**Records for this exercise:**

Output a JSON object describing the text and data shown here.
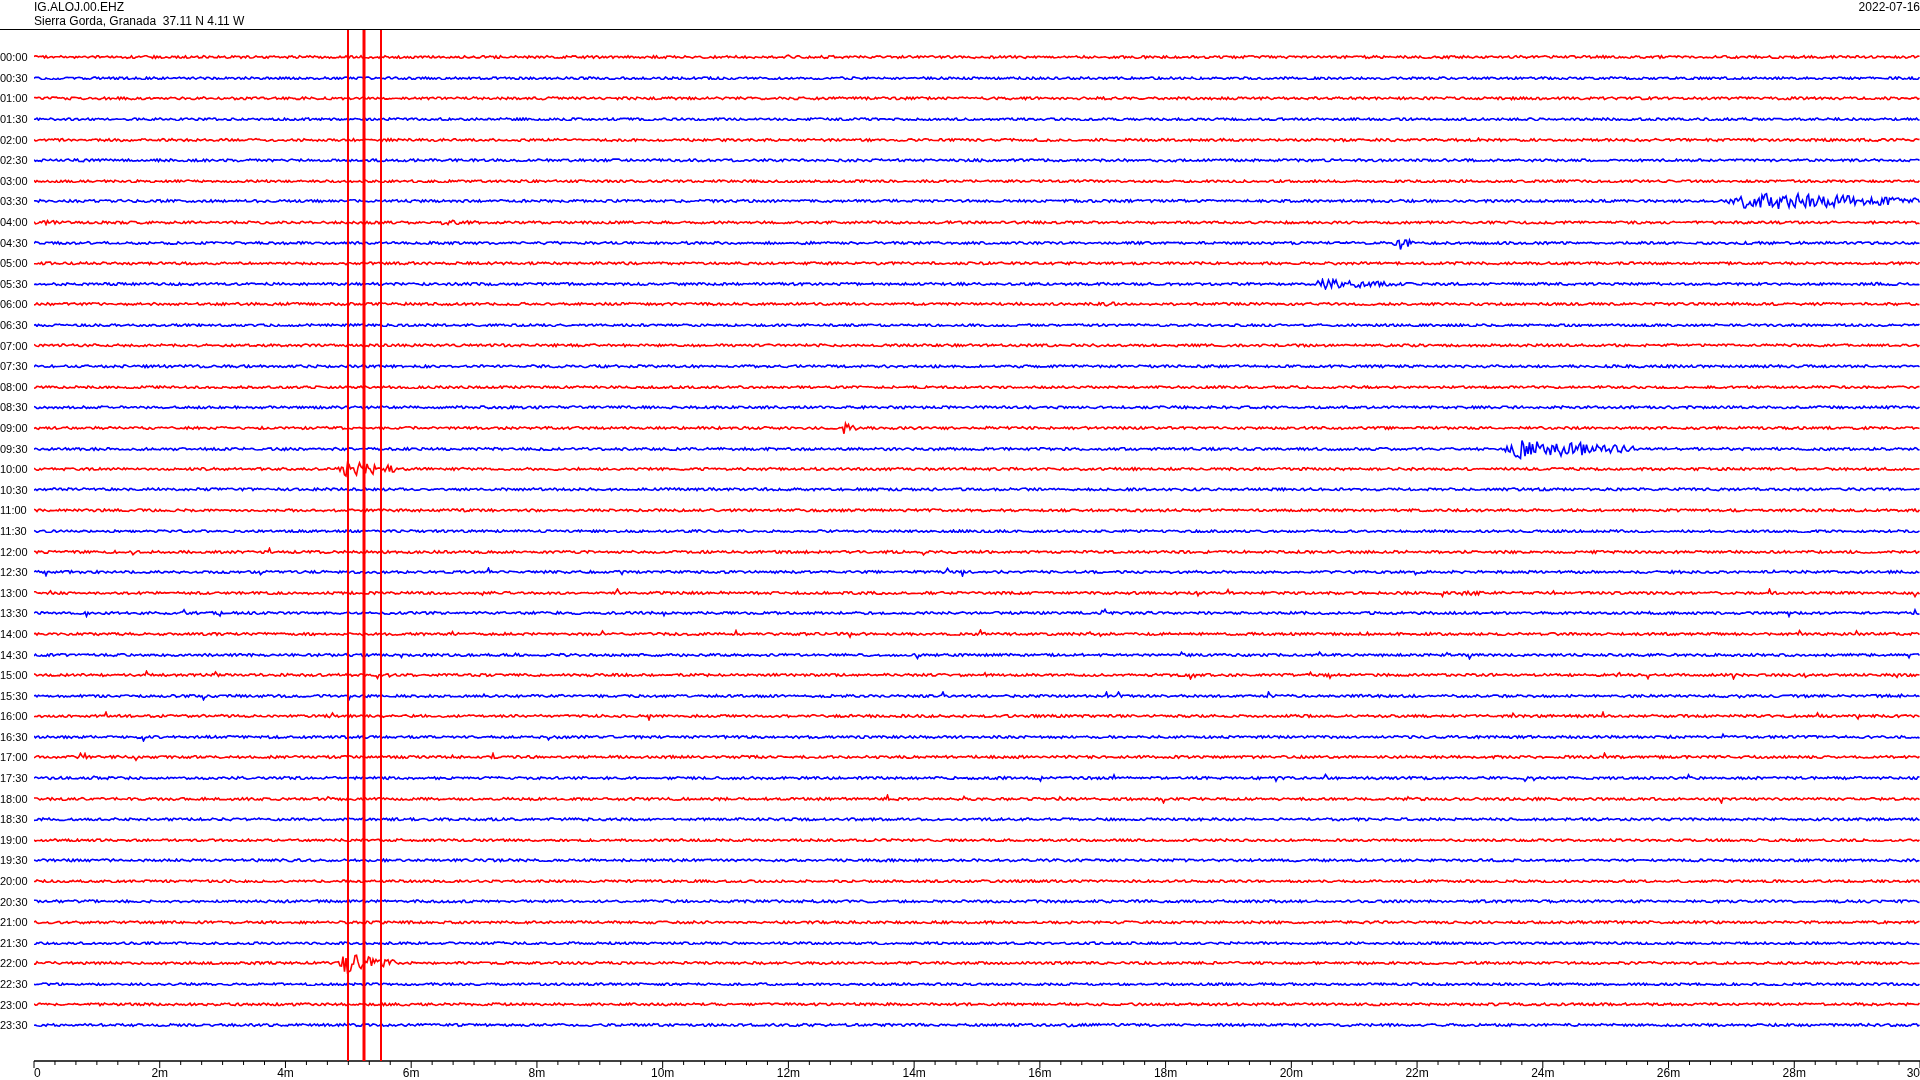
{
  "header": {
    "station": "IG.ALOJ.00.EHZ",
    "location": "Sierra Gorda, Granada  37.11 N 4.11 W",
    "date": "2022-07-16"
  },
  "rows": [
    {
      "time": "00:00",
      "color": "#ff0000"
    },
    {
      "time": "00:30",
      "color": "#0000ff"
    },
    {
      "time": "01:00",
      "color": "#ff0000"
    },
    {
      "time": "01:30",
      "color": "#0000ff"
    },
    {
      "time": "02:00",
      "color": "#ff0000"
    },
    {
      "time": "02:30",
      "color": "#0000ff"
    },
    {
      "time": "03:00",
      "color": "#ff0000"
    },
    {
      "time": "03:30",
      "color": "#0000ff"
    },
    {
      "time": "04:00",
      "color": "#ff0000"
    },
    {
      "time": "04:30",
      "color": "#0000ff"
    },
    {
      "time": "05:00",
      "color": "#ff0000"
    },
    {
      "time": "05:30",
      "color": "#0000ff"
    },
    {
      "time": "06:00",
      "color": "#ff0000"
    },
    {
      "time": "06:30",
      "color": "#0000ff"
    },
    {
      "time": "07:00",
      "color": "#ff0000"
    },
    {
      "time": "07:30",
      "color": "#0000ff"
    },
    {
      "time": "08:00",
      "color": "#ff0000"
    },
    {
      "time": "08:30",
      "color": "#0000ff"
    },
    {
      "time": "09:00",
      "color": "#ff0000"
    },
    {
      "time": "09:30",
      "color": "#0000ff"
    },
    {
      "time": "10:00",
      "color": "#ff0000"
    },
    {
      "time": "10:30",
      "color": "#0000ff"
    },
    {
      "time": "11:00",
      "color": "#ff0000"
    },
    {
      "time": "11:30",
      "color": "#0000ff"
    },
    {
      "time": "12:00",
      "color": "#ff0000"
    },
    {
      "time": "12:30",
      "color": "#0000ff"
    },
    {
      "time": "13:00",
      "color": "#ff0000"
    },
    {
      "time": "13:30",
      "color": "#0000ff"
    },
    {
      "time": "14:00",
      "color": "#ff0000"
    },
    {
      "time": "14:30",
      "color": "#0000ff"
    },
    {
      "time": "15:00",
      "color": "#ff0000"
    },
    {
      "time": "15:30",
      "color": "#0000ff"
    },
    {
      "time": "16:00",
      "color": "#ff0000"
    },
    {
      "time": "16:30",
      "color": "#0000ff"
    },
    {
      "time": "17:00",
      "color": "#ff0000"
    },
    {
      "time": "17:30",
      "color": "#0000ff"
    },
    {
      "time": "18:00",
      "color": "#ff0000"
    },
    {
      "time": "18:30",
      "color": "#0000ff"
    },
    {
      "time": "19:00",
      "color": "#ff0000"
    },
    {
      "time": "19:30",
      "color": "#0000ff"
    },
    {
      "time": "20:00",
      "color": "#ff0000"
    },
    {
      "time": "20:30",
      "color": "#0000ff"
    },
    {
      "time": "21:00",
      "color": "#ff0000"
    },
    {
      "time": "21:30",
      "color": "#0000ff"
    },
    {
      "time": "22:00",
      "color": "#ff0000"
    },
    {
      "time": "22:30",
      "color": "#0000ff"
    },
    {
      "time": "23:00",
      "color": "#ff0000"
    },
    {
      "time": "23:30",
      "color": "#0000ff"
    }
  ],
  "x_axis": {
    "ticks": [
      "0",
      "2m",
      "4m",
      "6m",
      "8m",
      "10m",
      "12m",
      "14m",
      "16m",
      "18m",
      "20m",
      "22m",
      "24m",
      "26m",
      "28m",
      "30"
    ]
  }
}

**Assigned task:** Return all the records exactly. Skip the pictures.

**Written answer:**
Output a JSON object describing the text and data shown here.
{
  "header": {
    "station": "IG.ALOJ.00.EHZ",
    "location": "Sierra Gorda, Granada  37.11 N 4.11 W",
    "date": "2022-07-16"
  },
  "rows": [
    {
      "time": "00:00",
      "color": "#ff0000"
    },
    {
      "time": "00:30",
      "color": "#0000ff"
    },
    {
      "time": "01:00",
      "color": "#ff0000"
    },
    {
      "time": "01:30",
      "color": "#0000ff"
    },
    {
      "time": "02:00",
      "color": "#ff0000"
    },
    {
      "time": "02:30",
      "color": "#0000ff"
    },
    {
      "time": "03:00",
      "color": "#ff0000"
    },
    {
      "time": "03:30",
      "color": "#0000ff"
    },
    {
      "time": "04:00",
      "color": "#ff0000"
    },
    {
      "time": "04:30",
      "color": "#0000ff"
    },
    {
      "time": "05:00",
      "color": "#ff0000"
    },
    {
      "time": "05:30",
      "color": "#0000ff"
    },
    {
      "time": "06:00",
      "color": "#ff0000"
    },
    {
      "time": "06:30",
      "color": "#0000ff"
    },
    {
      "time": "07:00",
      "color": "#ff0000"
    },
    {
      "time": "07:30",
      "color": "#0000ff"
    },
    {
      "time": "08:00",
      "color": "#ff0000"
    },
    {
      "time": "08:30",
      "color": "#0000ff"
    },
    {
      "time": "09:00",
      "color": "#ff0000"
    },
    {
      "time": "09:30",
      "color": "#0000ff"
    },
    {
      "time": "10:00",
      "color": "#ff0000"
    },
    {
      "time": "10:30",
      "color": "#0000ff"
    },
    {
      "time": "11:00",
      "color": "#ff0000"
    },
    {
      "time": "11:30",
      "color": "#0000ff"
    },
    {
      "time": "12:00",
      "color": "#ff0000"
    },
    {
      "time": "12:30",
      "color": "#0000ff"
    },
    {
      "time": "13:00",
      "color": "#ff0000"
    },
    {
      "time": "13:30",
      "color": "#0000ff"
    },
    {
      "time": "14:00",
      "color": "#ff0000"
    },
    {
      "time": "14:30",
      "color": "#0000ff"
    },
    {
      "time": "15:00",
      "color": "#ff0000"
    },
    {
      "time": "15:30",
      "color": "#0000ff"
    },
    {
      "time": "16:00",
      "color": "#ff0000"
    },
    {
      "time": "16:30",
      "color": "#0000ff"
    },
    {
      "time": "17:00",
      "color": "#ff0000"
    },
    {
      "time": "17:30",
      "color": "#0000ff"
    },
    {
      "time": "18:00",
      "color": "#ff0000"
    },
    {
      "time": "18:30",
      "color": "#0000ff"
    },
    {
      "time": "19:00",
      "color": "#ff0000"
    },
    {
      "time": "19:30",
      "color": "#0000ff"
    },
    {
      "time": "20:00",
      "color": "#ff0000"
    },
    {
      "time": "20:30",
      "color": "#0000ff"
    },
    {
      "time": "21:00",
      "color": "#ff0000"
    },
    {
      "time": "21:30",
      "color": "#0000ff"
    },
    {
      "time": "22:00",
      "color": "#ff0000"
    },
    {
      "time": "22:30",
      "color": "#0000ff"
    },
    {
      "time": "23:00",
      "color": "#ff0000"
    },
    {
      "time": "23:30",
      "color": "#0000ff"
    }
  ],
  "x_axis": {
    "ticks": [
      "0",
      "2m",
      "4m",
      "6m",
      "8m",
      "10m",
      "12m",
      "14m",
      "16m",
      "18m",
      "20m",
      "22m",
      "24m",
      "26m",
      "28m",
      "30"
    ]
  }
}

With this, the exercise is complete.